• [ACTIVITY] Each line of the data must be written out again verbatim; no image belongs in the copy.

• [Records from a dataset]
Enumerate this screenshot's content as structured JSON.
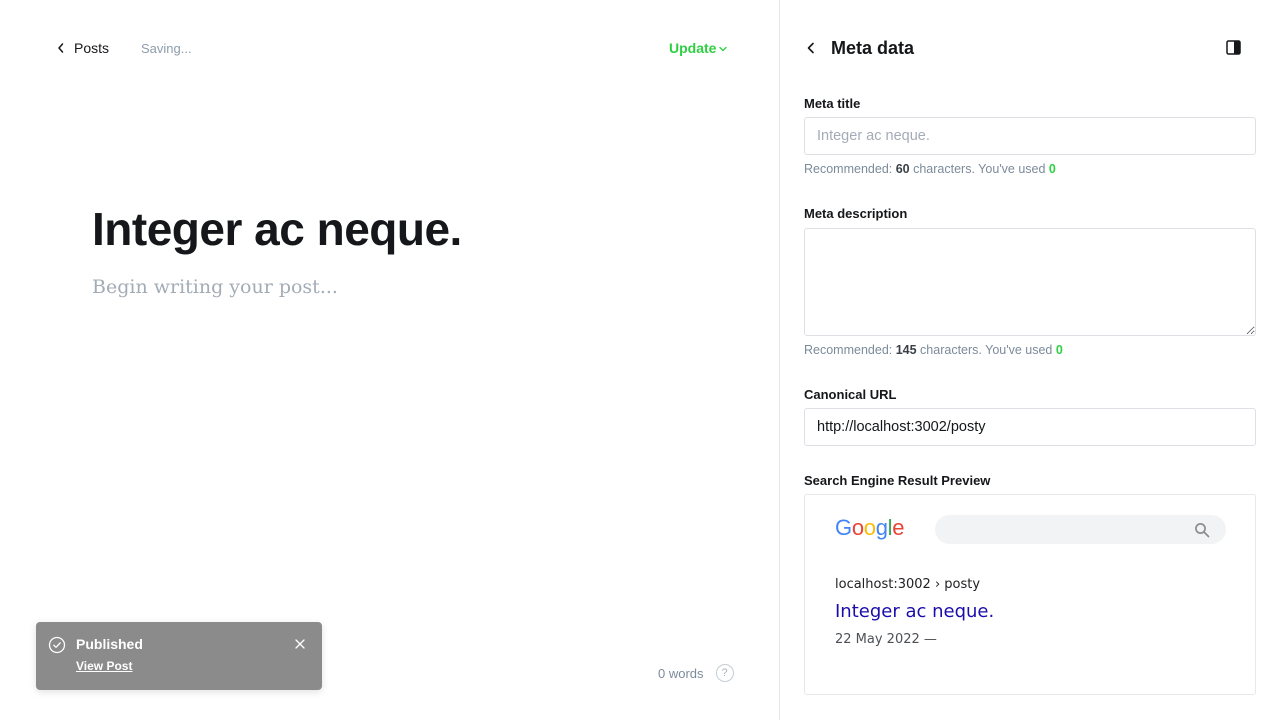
{
  "editor": {
    "back_label": "Posts",
    "status": "Saving...",
    "update_label": "Update",
    "title": "Integer ac neque.",
    "body_placeholder": "Begin writing your post...",
    "word_count": "0 words",
    "help": "?"
  },
  "toast": {
    "title": "Published",
    "link": "View Post"
  },
  "sidebar": {
    "title": "Meta data",
    "meta_title": {
      "label": "Meta title",
      "placeholder": "Integer ac neque.",
      "value": "",
      "hint_prefix": "Recommended: ",
      "hint_count": "60",
      "hint_middle": " characters. You've used ",
      "hint_used": "0"
    },
    "meta_description": {
      "label": "Meta description",
      "value": "",
      "hint_prefix": "Recommended: ",
      "hint_count": "145",
      "hint_middle": " characters. You've used ",
      "hint_used": "0"
    },
    "canonical": {
      "label": "Canonical URL",
      "value": "http://localhost:3002/posty"
    },
    "serp": {
      "label": "Search Engine Result Preview",
      "logo_letters": [
        "G",
        "o",
        "o",
        "g",
        "l",
        "e"
      ],
      "url": "localhost:3002 › posty",
      "title": "Integer ac neque.",
      "date": "22 May 2022 —"
    }
  },
  "colors": {
    "accent_green": "#30cf43",
    "serp_link": "#1a0dab",
    "google_blue": "#4285f4",
    "google_red": "#ea4335",
    "google_yellow": "#fbbc05",
    "google_green": "#34a853"
  }
}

• [ANSWER BELOW]
Enumerate this screenshot's content as structured JSON.
{
  "editor": {
    "back_label": "Posts",
    "status": "Saving...",
    "update_label": "Update",
    "title": "Integer ac neque.",
    "body_placeholder": "Begin writing your post...",
    "word_count": "0 words",
    "help": "?"
  },
  "toast": {
    "title": "Published",
    "link": "View Post"
  },
  "sidebar": {
    "title": "Meta data",
    "meta_title": {
      "label": "Meta title",
      "placeholder": "Integer ac neque.",
      "value": "",
      "hint_prefix": "Recommended: ",
      "hint_count": "60",
      "hint_middle": " characters. You've used ",
      "hint_used": "0"
    },
    "meta_description": {
      "label": "Meta description",
      "value": "",
      "hint_prefix": "Recommended: ",
      "hint_count": "145",
      "hint_middle": " characters. You've used ",
      "hint_used": "0"
    },
    "canonical": {
      "label": "Canonical URL",
      "value": "http://localhost:3002/posty"
    },
    "serp": {
      "label": "Search Engine Result Preview",
      "logo_letters": [
        "G",
        "o",
        "o",
        "g",
        "l",
        "e"
      ],
      "url": "localhost:3002 › posty",
      "title": "Integer ac neque.",
      "date": "22 May 2022 —"
    }
  },
  "colors": {
    "accent_green": "#30cf43",
    "serp_link": "#1a0dab",
    "google_blue": "#4285f4",
    "google_red": "#ea4335",
    "google_yellow": "#fbbc05",
    "google_green": "#34a853"
  }
}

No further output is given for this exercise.